There’s an interesting study to be made of my decorating choices in my first marriage and the different sorts of items I place importance on, now, in this home. Everyone I know goes through that phase in early adulthood where you don’t so much “decorate” as “scavenge,” of course, but even once the money was there to be more deliberate about our furnishings, oh, what a different person I was back then.
Our dining room set was… sturdy. Yes. Oak, mostly. Official-looking. We rarely used it. The price was excellent, as I recall, and I talked about reupholstering the (uncomfortable) chairs at some point, but I never did it, even though we owned that set for many years. It weighed a ton. And although I had a few pangs of guilt about selling it before I moved—it had been a housewarming purchase from my parents—mostly I was relieved to be rid of it.
In contrast, the “living room” furniture purchased a few years into that marriage had sat unused for years and was then trucked down here to Georgia and married to the rest of the kid-friendly, bounce-all-over-it family room furniture. There is something so freeing about ACTUALLY USING your “fancy” furniture! I highly recommend it. This set—purchased well after the ten-ton dining room set—was actually chosen for comfort, and so I am delighted that it’s now being used and enjoyed (and I don’t miss having a separate living room, either). My only regret with these pieces is that I selected a very safe and boring beige/taupe fabric for them. But now they sit against the copper wall, atop a red and copper rug, with a few brightly-colored throw pillows. Problem solved.
The biggest problem in moving without a dining room set was not, actually, selecting a new table and chairs. I managed to justify that one just fine, and you are probably sick of listening to me sing the various praises of how much I love my new furniture. The chairs are comfortable and the table is huge and we actually USE it and all is well. No, the problem was that we didn’t buy a china cabinet.
And so for over a year I have had two big “dish pack” boxes sitting in our bedroom. I never unpacked them. I never even UNTAPED them. There was nowhere to put the dishes, so why bother? And really, I am not a fancy china sort of person. We’d get a cabinet whenever we got it. Or something.

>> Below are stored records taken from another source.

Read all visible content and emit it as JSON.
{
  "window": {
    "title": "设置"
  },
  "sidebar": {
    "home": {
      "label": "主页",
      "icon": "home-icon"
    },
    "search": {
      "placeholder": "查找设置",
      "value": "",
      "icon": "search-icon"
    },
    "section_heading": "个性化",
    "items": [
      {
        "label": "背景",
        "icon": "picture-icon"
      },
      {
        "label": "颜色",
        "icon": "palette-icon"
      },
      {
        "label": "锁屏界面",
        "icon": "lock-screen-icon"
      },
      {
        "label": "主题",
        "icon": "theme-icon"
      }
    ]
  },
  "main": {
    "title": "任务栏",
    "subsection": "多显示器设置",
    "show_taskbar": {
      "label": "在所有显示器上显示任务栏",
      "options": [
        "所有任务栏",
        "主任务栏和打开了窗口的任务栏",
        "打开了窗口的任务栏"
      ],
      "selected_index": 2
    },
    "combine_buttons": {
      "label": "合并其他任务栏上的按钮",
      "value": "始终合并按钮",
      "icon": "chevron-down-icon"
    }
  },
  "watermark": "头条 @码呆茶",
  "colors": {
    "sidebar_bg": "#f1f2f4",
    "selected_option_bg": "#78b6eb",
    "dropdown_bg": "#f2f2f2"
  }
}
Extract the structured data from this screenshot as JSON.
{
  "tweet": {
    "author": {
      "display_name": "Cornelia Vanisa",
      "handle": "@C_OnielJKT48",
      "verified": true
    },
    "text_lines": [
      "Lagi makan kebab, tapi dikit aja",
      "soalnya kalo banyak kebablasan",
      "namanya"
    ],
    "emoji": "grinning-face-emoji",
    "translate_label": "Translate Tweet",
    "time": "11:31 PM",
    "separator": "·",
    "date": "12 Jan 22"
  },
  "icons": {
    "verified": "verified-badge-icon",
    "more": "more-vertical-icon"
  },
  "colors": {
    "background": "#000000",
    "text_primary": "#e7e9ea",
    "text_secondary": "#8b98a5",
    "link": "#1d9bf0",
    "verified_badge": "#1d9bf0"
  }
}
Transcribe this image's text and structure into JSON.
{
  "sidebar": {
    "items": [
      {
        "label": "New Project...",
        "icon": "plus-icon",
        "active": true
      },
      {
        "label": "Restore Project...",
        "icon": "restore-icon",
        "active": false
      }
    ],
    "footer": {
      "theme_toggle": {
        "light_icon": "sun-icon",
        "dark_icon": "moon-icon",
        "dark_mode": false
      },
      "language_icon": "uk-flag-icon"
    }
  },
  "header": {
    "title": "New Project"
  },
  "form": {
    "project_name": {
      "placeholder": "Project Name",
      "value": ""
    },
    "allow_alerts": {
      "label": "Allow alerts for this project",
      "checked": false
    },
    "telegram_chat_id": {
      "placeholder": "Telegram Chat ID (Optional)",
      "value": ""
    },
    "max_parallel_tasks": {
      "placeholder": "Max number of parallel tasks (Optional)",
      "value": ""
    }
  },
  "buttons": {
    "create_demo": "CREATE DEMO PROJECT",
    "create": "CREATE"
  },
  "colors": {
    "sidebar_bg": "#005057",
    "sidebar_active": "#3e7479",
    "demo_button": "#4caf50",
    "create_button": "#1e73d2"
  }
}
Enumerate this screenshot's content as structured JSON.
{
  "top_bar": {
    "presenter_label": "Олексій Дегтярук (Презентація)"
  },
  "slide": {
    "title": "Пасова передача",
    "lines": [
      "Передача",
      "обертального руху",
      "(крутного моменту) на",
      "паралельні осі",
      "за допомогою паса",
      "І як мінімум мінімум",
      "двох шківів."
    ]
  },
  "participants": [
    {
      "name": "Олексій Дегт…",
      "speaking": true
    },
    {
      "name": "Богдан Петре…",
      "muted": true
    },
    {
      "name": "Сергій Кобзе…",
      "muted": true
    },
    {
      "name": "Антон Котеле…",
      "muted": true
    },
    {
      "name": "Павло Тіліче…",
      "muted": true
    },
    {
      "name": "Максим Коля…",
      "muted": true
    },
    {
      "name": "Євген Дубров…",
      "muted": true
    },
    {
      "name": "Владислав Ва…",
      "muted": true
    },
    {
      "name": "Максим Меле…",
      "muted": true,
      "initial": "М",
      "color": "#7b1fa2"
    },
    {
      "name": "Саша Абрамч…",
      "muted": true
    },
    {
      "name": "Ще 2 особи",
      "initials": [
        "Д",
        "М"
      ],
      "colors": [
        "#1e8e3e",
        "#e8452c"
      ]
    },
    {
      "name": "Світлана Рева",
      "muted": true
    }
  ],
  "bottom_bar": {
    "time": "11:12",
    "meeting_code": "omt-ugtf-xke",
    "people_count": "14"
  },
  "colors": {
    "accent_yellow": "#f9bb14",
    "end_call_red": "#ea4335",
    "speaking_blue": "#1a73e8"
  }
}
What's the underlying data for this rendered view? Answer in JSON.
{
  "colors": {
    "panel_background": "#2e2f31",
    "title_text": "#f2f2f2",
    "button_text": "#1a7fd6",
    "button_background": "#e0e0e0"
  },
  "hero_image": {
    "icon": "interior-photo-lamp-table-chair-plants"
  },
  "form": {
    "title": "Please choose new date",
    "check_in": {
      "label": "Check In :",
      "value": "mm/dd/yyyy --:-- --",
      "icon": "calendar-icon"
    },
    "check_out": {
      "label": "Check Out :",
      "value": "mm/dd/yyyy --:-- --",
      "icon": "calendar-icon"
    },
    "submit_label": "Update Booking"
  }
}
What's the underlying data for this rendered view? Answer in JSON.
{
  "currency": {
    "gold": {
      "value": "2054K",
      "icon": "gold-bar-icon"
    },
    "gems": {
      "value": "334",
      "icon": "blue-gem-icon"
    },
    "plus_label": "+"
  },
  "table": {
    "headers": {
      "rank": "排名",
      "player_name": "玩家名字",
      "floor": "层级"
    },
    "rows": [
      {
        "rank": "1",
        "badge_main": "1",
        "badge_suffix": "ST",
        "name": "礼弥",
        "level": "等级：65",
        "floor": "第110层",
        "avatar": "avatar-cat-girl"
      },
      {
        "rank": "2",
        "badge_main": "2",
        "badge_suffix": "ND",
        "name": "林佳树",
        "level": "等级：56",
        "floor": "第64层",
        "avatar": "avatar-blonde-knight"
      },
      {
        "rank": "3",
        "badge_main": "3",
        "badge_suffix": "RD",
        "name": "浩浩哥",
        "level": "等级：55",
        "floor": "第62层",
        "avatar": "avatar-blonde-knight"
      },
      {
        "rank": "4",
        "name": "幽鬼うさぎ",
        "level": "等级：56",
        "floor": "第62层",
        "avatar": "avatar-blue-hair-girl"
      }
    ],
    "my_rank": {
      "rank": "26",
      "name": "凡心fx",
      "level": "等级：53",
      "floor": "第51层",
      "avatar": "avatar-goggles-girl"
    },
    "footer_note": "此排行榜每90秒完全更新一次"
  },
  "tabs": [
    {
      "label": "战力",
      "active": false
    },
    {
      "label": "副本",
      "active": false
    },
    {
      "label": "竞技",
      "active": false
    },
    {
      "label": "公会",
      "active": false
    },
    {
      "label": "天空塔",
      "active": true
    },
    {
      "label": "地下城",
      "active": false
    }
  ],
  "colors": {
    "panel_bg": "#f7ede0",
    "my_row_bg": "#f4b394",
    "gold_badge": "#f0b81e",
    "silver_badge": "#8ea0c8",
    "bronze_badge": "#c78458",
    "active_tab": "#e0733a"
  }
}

Of course, about a month ago I started looking for a cabinet in earnest. This house feels like home, and we’ve redone floors and redone walls and hung art-like things and all of that… and still I had two giant boxes to run into every morning in my bedroom. Enough, already.
Eventually I found The China Cabinet (harder than you might think; if you have a non-traditional dining set it is surprisingly difficult to find a cabinet that works style-wise without having to sell any essential organs to afford it) and ordered it and it arrived in a couple of boxes. Which was awesome, because we CERTAINLY didn’t have enough boxes ’round here. Ahem.
This weekend Otto and I put it together (by which I mean, Otto put it together while I handed him things) and put it in the dining room. “NOW the dining room is finished,” we said.
Except that it wasn’t, of course. I had to unpack the two boxes.
I’m sure it’s not a surprise to hear that I never picked out china. I refused to, because I thought it was a waste of money and that we’d never use it. But when my grandmother died, my father offered me her china set, and I accepted. Upon receipt I scrubbed it all and stacked it in the 10-ton china cabinet, where the flowers and gold edges meshed perfectly with the country aesthetic of that furniture. But I never used it.
Unpacking those boxes, last weekend, I chuckled a little as I carefully stacked the pieces inside this modern-looking cabinet. It was incongruous. Not only that, but the colors of the china are now particularly out of place in the newly redone room; the china is greens and butter yellow and that room is now tones of deep orange and brown, with the navy blue lower walls for accent. These dishes—much like my old dining room set—are not my style at all.
My style has changed, over the years, to be sure. But these dishes remind me of my Grandma Rose, and they belong here.
We will use these dishes, these dishes that don’t match the room or our style and have chips here and there, and I will tell my kids my favorite stories of the woman who always spoke in hyperbole. I’ll tell them how she always concluded a meal by saying that she was so full she could “plotz” or that she wouldn’t eat again until next week. How she would refer to my dad, my children’s gray-haired Grandpa, as her “little boy” and tell me that if she’d had it to do all over again, she would’ve had four or five kids and demanded they all live at home and go to a local college. How she used to take me around to meet her friends, telling them that I was her only granddaughter and that she called me Sarah Heartburn because “this one is a real actress.” How she would’ve delighted in Chickadee, and told her how much she is like me and how she’s going to take over the world someday; how she would’ve been powerless against Monkey’s charms and probably told anyone who would listen that he’s far too pretty to be a boy.
I’m not a terribly sentimental person. But those dishes remind me that although some things change, other things don’t. And that the old (and the memories) can and should settle in amongst the new.
Happy Love Thursday, everyone. Here’s to the love that grows and changes, yes, but not so much that it can’t feast on the dishes that don’t match.